• **WORK TASK**
Scan the records for the string "JSON"; copy each line where it occurs.

[App and web page records]
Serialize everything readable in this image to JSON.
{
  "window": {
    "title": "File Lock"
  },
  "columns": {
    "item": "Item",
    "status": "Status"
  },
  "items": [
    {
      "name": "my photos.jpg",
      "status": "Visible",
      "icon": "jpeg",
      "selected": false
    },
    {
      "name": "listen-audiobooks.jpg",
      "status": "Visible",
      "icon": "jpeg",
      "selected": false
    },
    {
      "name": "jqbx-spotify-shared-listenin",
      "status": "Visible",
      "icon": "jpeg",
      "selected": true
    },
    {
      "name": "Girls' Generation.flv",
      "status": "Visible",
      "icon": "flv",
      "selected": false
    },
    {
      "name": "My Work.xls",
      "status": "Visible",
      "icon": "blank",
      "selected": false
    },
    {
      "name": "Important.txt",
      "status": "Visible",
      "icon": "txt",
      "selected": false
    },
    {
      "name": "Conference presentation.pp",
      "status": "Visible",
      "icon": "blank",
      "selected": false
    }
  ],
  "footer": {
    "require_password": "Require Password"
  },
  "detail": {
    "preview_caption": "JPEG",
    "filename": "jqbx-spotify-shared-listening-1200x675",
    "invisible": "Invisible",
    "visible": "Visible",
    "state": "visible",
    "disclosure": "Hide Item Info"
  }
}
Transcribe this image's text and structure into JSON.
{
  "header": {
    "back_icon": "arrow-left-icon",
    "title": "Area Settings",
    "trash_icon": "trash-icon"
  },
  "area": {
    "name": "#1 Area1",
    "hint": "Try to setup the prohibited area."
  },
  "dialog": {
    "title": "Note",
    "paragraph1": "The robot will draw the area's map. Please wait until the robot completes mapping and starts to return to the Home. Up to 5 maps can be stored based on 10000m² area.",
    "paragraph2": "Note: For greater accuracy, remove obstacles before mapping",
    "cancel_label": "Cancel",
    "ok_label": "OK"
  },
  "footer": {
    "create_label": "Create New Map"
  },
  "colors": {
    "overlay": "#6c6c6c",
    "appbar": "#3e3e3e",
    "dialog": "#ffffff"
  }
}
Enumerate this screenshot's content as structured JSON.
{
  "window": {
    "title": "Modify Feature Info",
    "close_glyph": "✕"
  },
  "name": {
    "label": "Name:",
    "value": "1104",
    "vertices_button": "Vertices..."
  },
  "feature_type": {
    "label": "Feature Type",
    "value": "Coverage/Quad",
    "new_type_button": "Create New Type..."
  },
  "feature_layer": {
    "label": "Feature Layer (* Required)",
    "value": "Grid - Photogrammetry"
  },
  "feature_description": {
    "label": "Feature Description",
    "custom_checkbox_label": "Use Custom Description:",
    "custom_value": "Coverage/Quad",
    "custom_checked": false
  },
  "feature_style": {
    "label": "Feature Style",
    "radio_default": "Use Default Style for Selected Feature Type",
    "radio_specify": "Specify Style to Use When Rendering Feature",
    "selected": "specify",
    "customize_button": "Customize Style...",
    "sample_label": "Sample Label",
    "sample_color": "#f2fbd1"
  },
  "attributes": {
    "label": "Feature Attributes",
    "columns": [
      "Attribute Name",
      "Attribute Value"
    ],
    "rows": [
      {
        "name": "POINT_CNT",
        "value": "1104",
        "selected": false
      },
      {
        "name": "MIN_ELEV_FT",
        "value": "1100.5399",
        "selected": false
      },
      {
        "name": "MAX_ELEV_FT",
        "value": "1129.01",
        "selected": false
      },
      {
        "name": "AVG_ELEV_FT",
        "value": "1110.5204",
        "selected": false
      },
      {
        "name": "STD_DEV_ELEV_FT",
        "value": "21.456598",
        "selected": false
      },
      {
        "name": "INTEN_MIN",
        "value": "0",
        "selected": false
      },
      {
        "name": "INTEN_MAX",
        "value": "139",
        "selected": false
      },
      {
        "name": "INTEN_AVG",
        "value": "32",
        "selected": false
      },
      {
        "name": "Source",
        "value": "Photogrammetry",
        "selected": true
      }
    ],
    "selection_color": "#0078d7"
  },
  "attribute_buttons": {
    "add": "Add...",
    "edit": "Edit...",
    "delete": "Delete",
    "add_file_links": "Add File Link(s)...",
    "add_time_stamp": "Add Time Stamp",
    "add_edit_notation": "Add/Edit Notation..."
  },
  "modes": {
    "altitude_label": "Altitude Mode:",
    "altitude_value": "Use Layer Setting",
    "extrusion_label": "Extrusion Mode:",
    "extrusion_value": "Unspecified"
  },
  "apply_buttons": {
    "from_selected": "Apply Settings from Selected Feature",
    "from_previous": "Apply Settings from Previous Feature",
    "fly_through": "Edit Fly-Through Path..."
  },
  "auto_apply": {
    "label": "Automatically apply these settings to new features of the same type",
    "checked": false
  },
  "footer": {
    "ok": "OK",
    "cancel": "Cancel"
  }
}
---
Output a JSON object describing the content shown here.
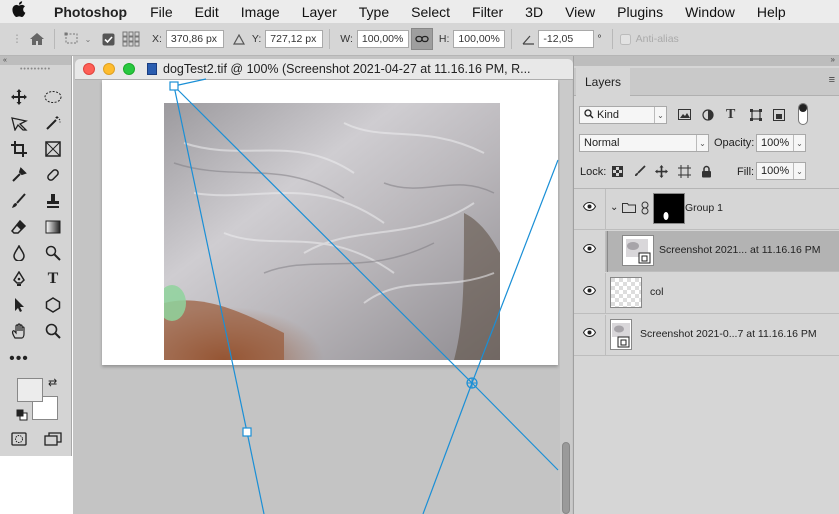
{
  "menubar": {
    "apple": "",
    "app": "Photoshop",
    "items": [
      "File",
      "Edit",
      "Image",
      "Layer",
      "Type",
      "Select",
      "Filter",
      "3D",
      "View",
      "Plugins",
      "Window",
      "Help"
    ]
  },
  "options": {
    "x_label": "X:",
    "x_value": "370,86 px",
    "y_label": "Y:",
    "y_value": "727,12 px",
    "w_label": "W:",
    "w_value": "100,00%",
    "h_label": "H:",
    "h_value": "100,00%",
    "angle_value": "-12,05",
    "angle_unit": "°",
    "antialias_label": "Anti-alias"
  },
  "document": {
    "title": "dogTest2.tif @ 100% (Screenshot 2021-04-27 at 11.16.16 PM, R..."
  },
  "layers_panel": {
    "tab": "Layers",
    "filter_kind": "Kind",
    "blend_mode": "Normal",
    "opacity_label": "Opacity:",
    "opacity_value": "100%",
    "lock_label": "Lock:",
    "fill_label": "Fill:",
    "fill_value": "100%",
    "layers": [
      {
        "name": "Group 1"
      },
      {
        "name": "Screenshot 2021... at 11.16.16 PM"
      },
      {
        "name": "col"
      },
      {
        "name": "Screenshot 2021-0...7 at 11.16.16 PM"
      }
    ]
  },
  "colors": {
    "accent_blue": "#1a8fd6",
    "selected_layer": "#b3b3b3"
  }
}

• **PROBLEM SOLUTION**
Serialize everything readable in this image to JSON.
Transcribe this image's text and structure into JSON.
Enumerate this screenshot's content as structured JSON.
Output a JSON object describing the content shown here.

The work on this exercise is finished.